When you start building bots and playing with them, you're going to learn one lesson the hard way (you won't learn it here, trust me). Batteries get hot. REAL hot. And they take forever to recharge. At least in robot combat time.
So, you should have easy access to replace your batteries between matches. Have at least two full sets (three or four if you can afford them). Have one on the charger, and one in the bot.
As soon as a match is over, put your just-used batteries on the charger. Just before a match, take the fresher pair off and install them. No matter how good a driver you are or how well built your robot is, if the batteries don't last the match, you're not gonna win.
9. Don't let the judges decide the match for you.
Matches are judged based on the full three minutes. The first minute is as important as the last. The fact that you kicked ass the last 20 seconds doesn't make up for the first 160 seconds when your competitor was mopping the floor with your rivets. You want to avoid narrow losses? Want to avoid a screaming match with the officials because they didn't share your belief that your completely out-of-control robot was actually using a strategy?
Simple. Go for a knockout. Don't let the match last all three minutes. Design your robot and operate it so that you kill the other robot so the referee counts it out. Keep your fate in your hands, don't put it in the judges.

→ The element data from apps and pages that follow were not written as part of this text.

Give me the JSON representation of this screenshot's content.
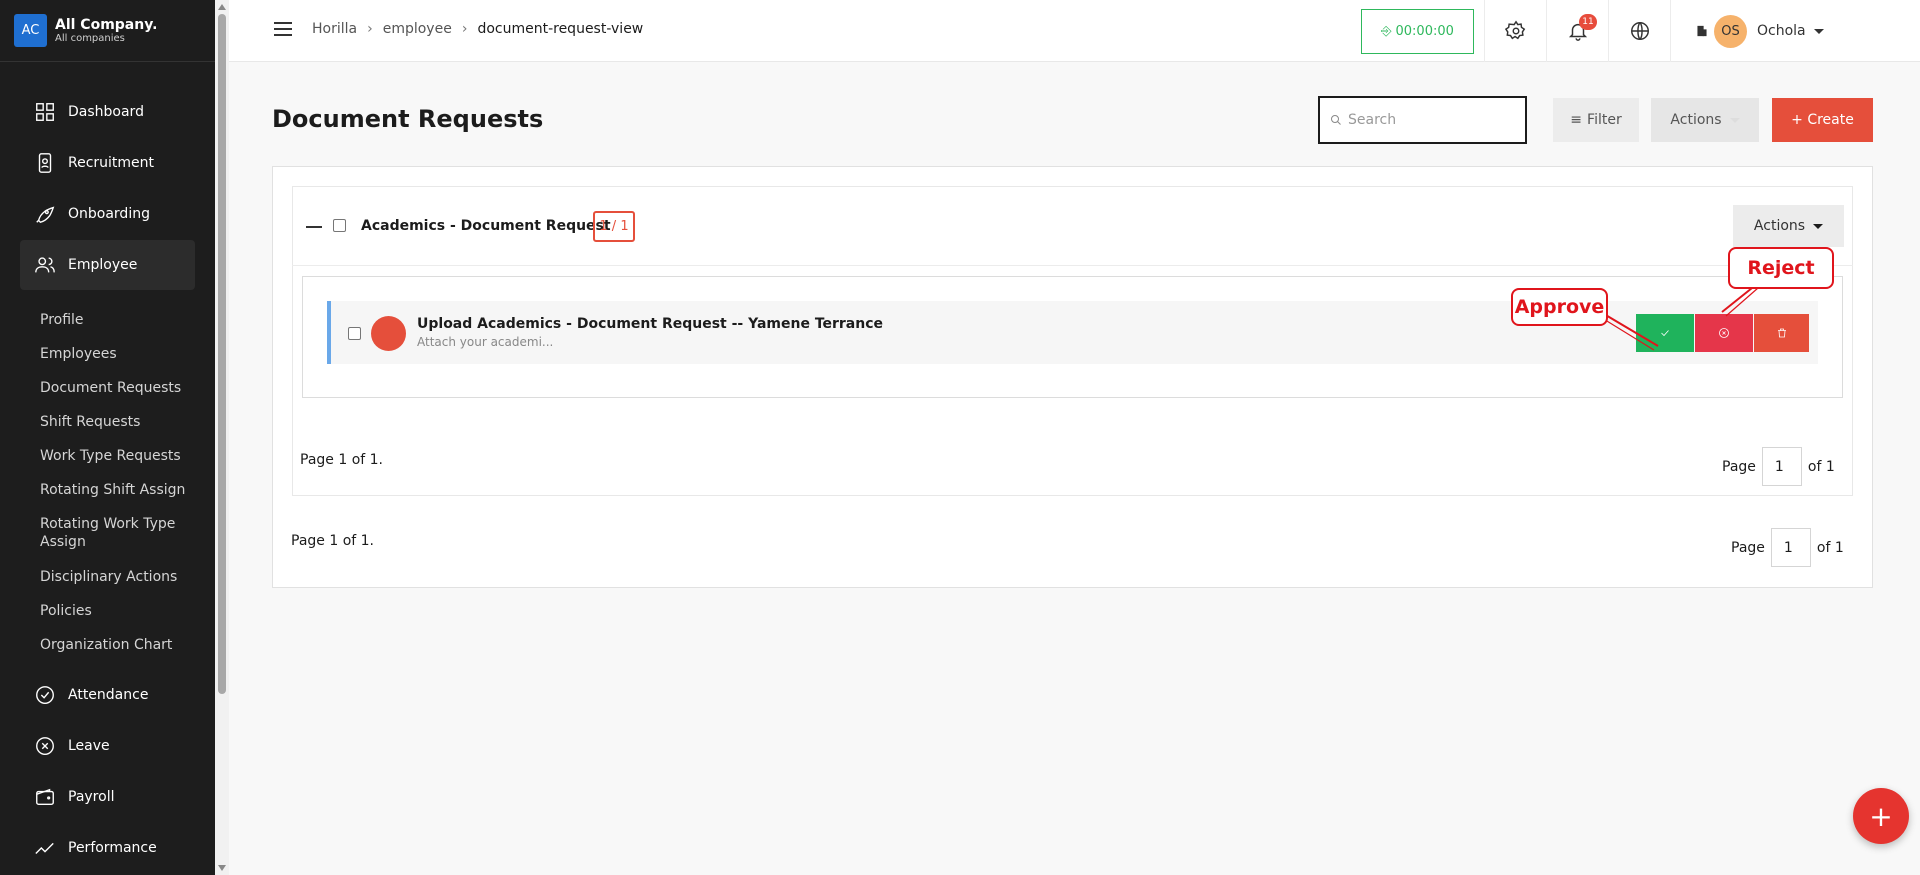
{
  "company": {
    "logo": "AC",
    "name": "All Company.",
    "sub": "All companies"
  },
  "sidebar": {
    "items": [
      {
        "label": "Dashboard",
        "icon": "dashboard-icon"
      },
      {
        "label": "Recruitment",
        "icon": "recruitment-icon"
      },
      {
        "label": "Onboarding",
        "icon": "rocket-icon"
      },
      {
        "label": "Employee",
        "icon": "users-icon"
      },
      {
        "label": "Attendance",
        "icon": "check-circle-icon"
      },
      {
        "label": "Leave",
        "icon": "x-circle-icon"
      },
      {
        "label": "Payroll",
        "icon": "wallet-icon"
      },
      {
        "label": "Performance",
        "icon": "trend-icon"
      }
    ],
    "employee_sub": [
      "Profile",
      "Employees",
      "Document Requests",
      "Shift Requests",
      "Work Type Requests",
      "Rotating Shift Assign",
      "Rotating Work Type Assign",
      "Disciplinary Actions",
      "Policies",
      "Organization Chart"
    ]
  },
  "header": {
    "breadcrumb": [
      "Horilla",
      "employee",
      "document-request-view"
    ],
    "timer": "00:00:00",
    "notification_count": "11",
    "user_initials": "OS",
    "user_name": "Ochola"
  },
  "page": {
    "title": "Document Requests",
    "search_placeholder": "Search",
    "filter_label": "Filter",
    "actions_label": "Actions",
    "create_label": "+ Create"
  },
  "group": {
    "title": "Academics - Document Request",
    "count": "1 / 1",
    "actions_label": "Actions"
  },
  "row": {
    "title": "Upload Academics - Document Request -- Yamene Terrance",
    "subtitle": "Attach your academi..."
  },
  "pagination": {
    "inner_text": "Page 1 of 1.",
    "outer_text": "Page 1 of 1.",
    "page_label": "Page",
    "page_value": "1",
    "of_label": "of 1"
  },
  "annotations": {
    "approve": "Approve",
    "reject": "Reject"
  },
  "colors": {
    "primary": "#e54f3b",
    "approve": "#1fb35c",
    "reject": "#e5364a",
    "timer": "#2eb85c",
    "sidebar": "#1d1d1d"
  }
}
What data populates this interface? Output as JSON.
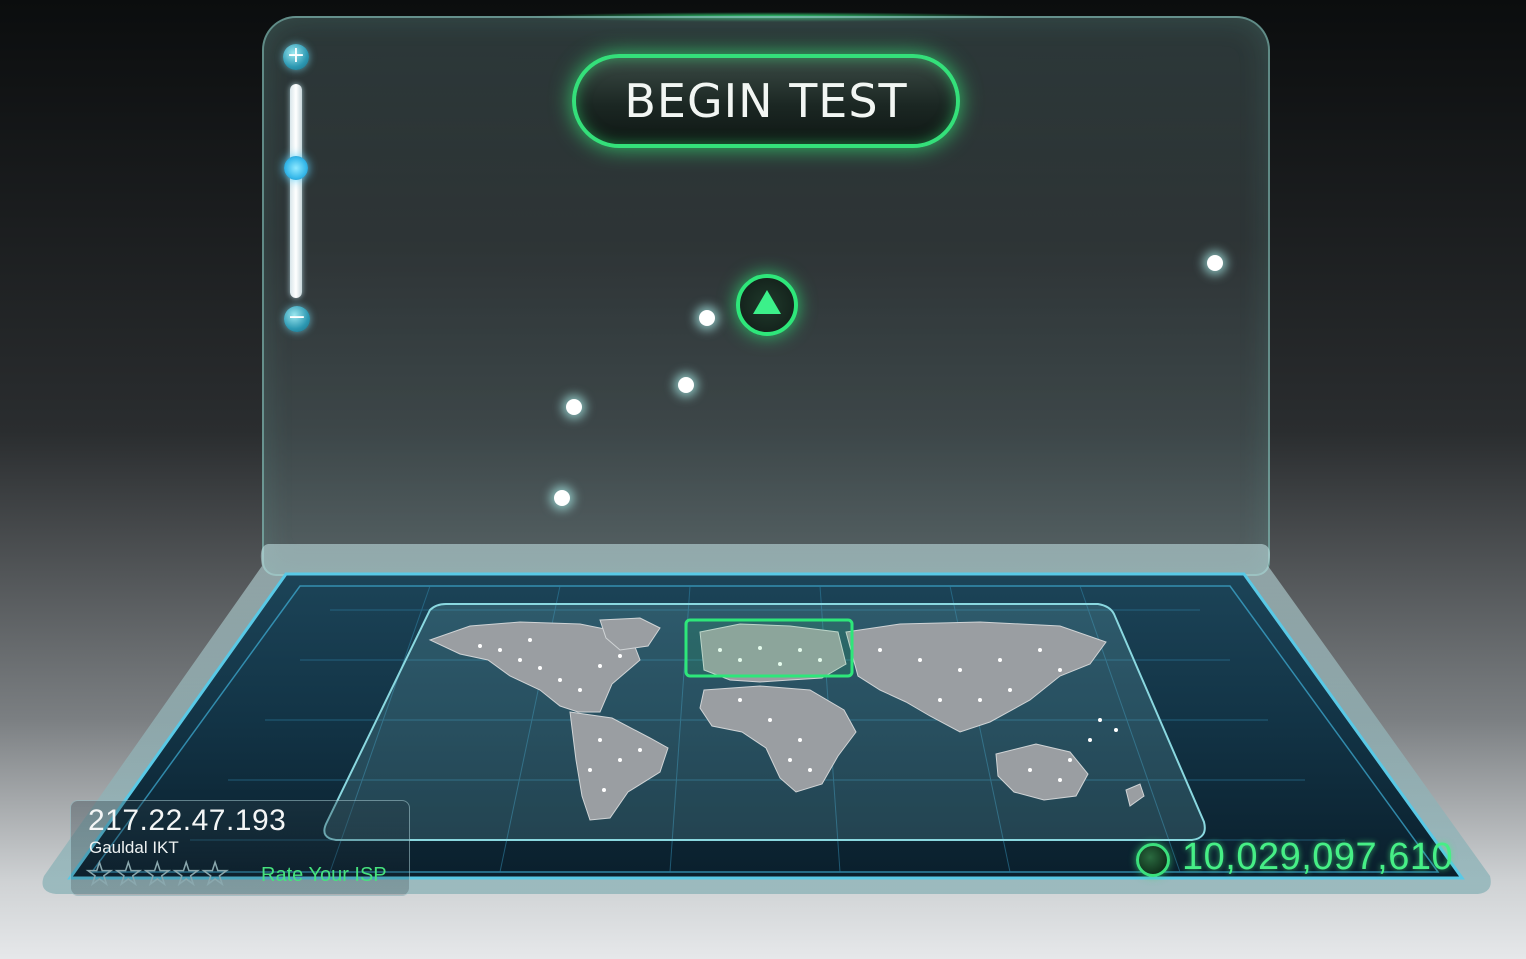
{
  "begin_test": {
    "label": "BEGIN TEST"
  },
  "zoom": {
    "plus_label": "+",
    "minus_label": "−",
    "level": 0.5
  },
  "isp": {
    "ip": "217.22.47.193",
    "name": "Gauldal IKT",
    "rating_stars_total": 5,
    "rating_stars_filled": 0,
    "rate_label": "Rate Your ISP"
  },
  "tests_counter": {
    "value": "10,029,097,610",
    "icon": "globe-icon"
  },
  "colors": {
    "accent_green": "#2ee77a",
    "slider_blue": "#36b8ea",
    "panel_edge": "#8cd2c8"
  }
}
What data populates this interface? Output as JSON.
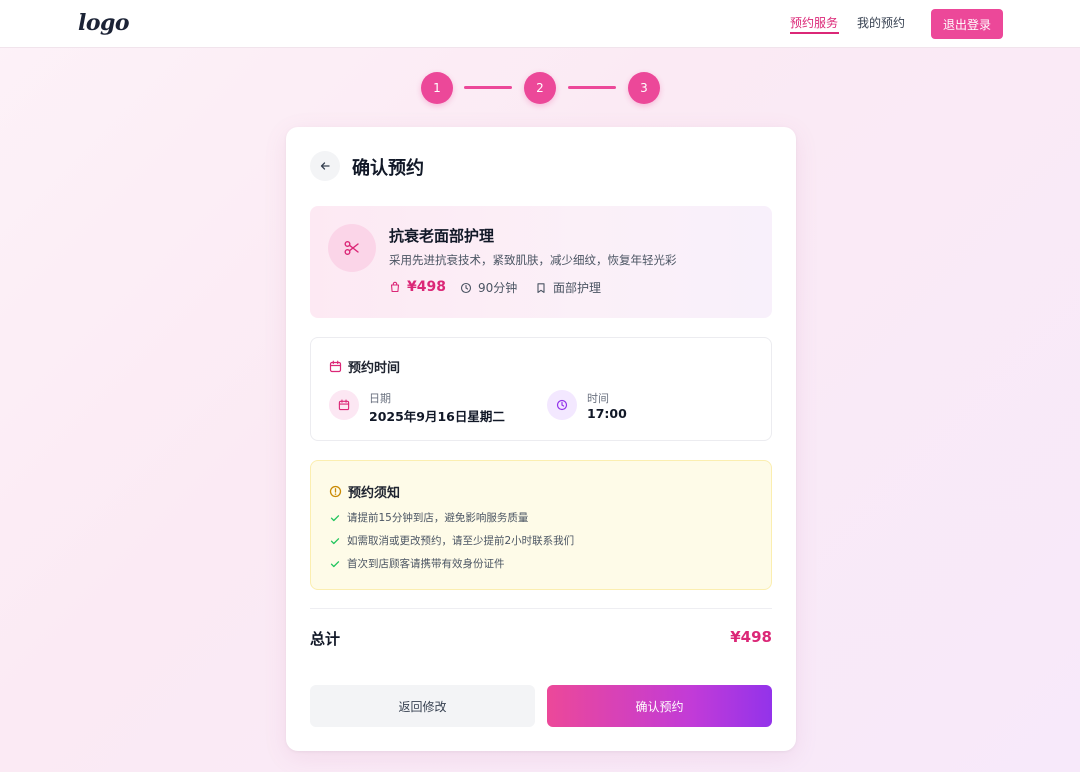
{
  "header": {
    "logo": "logo",
    "nav": [
      {
        "label": "预约服务",
        "active": true
      },
      {
        "label": "我的预约",
        "active": false
      }
    ],
    "logout_label": "退出登录"
  },
  "steps": [
    "1",
    "2",
    "3"
  ],
  "card": {
    "title": "确认预约",
    "service": {
      "name": "抗衰老面部护理",
      "description": "采用先进抗衰技术，紧致肌肤，减少细纹，恢复年轻光彩",
      "price": "¥498",
      "duration": "90分钟",
      "category": "面部护理",
      "icon": "scissors-icon"
    },
    "time": {
      "title": "预约时间",
      "date_label": "日期",
      "date_value": "2025年9月16日星期二",
      "time_label": "时间",
      "time_value": "17:00"
    },
    "notice": {
      "title": "预约须知",
      "items": [
        "请提前15分钟到店，避免影响服务质量",
        "如需取消或更改预约，请至少提前2小时联系我们",
        "首次到店顾客请携带有效身份证件"
      ]
    },
    "total_label": "总计",
    "total_value": "¥498",
    "back_label": "返回修改",
    "confirm_label": "确认预约"
  },
  "colors": {
    "accent": "#ec4899",
    "accent_dark": "#db2777",
    "purple": "#9333ea",
    "notice_bg": "#fefbe8",
    "check_green": "#22c55e"
  }
}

Judges are painfully fair and unbiased. The problem is you're not. You want your bot to win and the other team's bot to lose. They don't care who wins. It's just that in a close match, they make the call. Both sides think they've won, but only one of them will be correct.
If the judges think the other robot was more aggressive and did more damage, then you're going to lose. But judge’s opinions don't have to matter. All you have to do is knock the other bot out.
Do not hesitate. Do not unstick it. Do not try to avoid extra damage. You are there to win. There's only one way to absolutely ensure that you win: Go for the knockout. Every single match.
10. Read the damned rules.
I cannot count the number of builders who have spent hundreds of hours and thousands of dollars building their dream-come-true, and didn't spend one small hour reading the rule-book from cover to cover. You need to do this for every competition; they change from season to season.
- Know exactly what the judging criteria are. Hint: Number of hits is not part of the judging criteria.
- Know what weapons are allowed and what's not.
- Understand how to pass safety (if you don't pass safety, you don't compete).
- Understand what can get you disqualified.
If you can't spend an hour reading the rules (don't think that you know them just because you've seen every episode on TV), you probably will never get to compete, much less win. SV
Reprinted by permission of David Calkins.